What we will not fund
While in general principle the Trustees would not be prepared to fund work unless there is a reassurance that it will be entirely focussed on the needs of children with disabilities, they are however always prepared to look at any special circumstances. They feel however that grants towards the following are unlikely to fall within their remit:

1. Adapting buildings to provide disability access.
2. All age disabled support groups.
3. General youth work.
4. Funds held by another organisation and dispensed by a third party.

Applying for a grant  
Applications should be made on the form provided. Please complete each section giving as much information as possible. Please keep in mind the aims of the John Horniman’s Children’s Trust and its grant criteria so you can demonstrate how you match these. Please include a covering letter and tick the appropriate box in Part 1.

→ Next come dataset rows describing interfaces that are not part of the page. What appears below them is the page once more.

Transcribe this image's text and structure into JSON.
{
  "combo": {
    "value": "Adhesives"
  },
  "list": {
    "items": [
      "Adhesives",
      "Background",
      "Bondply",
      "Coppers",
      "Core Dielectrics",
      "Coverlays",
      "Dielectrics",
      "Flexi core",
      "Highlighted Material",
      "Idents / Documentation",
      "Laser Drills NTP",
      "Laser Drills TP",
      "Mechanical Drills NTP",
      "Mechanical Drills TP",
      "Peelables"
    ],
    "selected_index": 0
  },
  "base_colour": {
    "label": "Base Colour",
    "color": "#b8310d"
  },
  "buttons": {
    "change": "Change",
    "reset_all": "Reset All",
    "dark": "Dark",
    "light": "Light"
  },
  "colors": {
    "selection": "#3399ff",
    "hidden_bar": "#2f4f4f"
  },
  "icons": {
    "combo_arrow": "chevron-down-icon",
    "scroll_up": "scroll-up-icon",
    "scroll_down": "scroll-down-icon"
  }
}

Part 1:   Give the details of the organisation including the name and role of the person filling in the application form. The objects of your organisation should be those stated in your constitution or articles of association.

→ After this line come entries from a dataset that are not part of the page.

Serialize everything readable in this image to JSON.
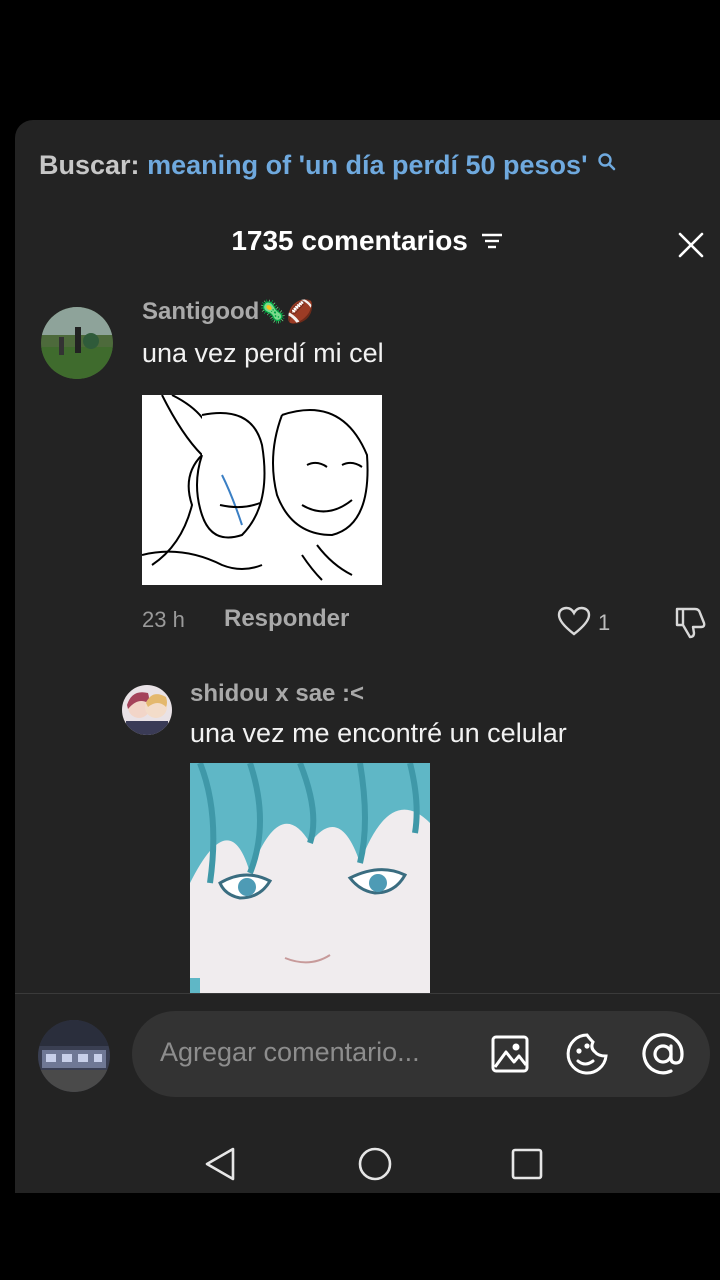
{
  "search": {
    "label": "Buscar:",
    "query": "meaning of 'un día perdí 50 pesos'"
  },
  "header": {
    "title": "1735 comentarios"
  },
  "comments": [
    {
      "username": "Santigood",
      "text": "una vez perdí mi cel",
      "time": "23 h",
      "reply_label": "Responder",
      "likes": "1"
    },
    {
      "username": "shidou x sae :<",
      "text": "una vez me encontré un celular"
    }
  ],
  "composer": {
    "placeholder": "Agregar comentario..."
  },
  "icons": {
    "search": "search-icon",
    "filter": "filter-icon",
    "close": "close-icon",
    "like": "heart-icon",
    "dislike": "dislike-icon",
    "image": "image-icon",
    "emoji": "emoji-icon",
    "mention": "at-icon",
    "nav_back": "back-triangle-icon",
    "nav_home": "home-circle-icon",
    "nav_recents": "recents-square-icon"
  },
  "colors": {
    "background": "#000000",
    "sheet": "#232323",
    "search_query": "#6fa9de"
  }
}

Part 2:  Give full details of the project for which you are requesting funding and the amount being sought. Please include the anticipated number of beneficiaries and their ages. If you are targeting a particular group identified by illness, disability, or geographical location please indicate this in describing the beneficiaries.

Give the specific objects or targets of the project and how these will be achieved. If the general aim is to promote the personal and social education of children with disability, will your objective be running events during school holidays, working in association with a school, or running an after school club? If your aim is relief of sickness will you be providing specialised support to children and their families, providing adaptive equipment for home use, or specialised paediatric medical services or facilities?

You may wish to apply for funding to maintain the work of your charity. If so, describe the aspect of the work, which needs financial assistance.

Give a time frame or outline for your project. This should include setting up the project and how long you intend to run the project.

Please keep the project description brief, but if you feel you need to provide additional information continue your description on an additional sheet.

Part 3:   Please give the budget and funding for the project.  If you fail to secure the full funding for the project, please indicate what changes you expect to make to the project and its delivery. These may include fewer beneficiaries, a shorter project, fewer staff, or even cancellation of project.

Part 4:  Please indicate any connections your organisation may have with Quakers, either currently or historically. We would welcome a letter of support from a Member or Attender of a Quaker Meeting who is familiar with your work. Please tick the appropriate box in Part 1.

Referees should be two people, not necessarily Quakers, who are familiar with your project or work. The first should be a Trustee or Management Committee member who can provide us with additional information about the organisation and this project if needed. The second referee should be someone outside the organisation who can testify to the quality of your work and the ability of the organisation to deliver the proposed project. (e.g. visiting medical practitioner or other professional, former parent, or a young person who has benefitted from your work in the past.)

Deadline for applications
The Trustees of the John Horniman’s Children’s Trust usually meet in May and November. Please ensure your application is with the Secretary by the 31st March for consideration at our May meeting and 30th September for our November meeting.  All applicants will be informed of the final decision of the Trustees.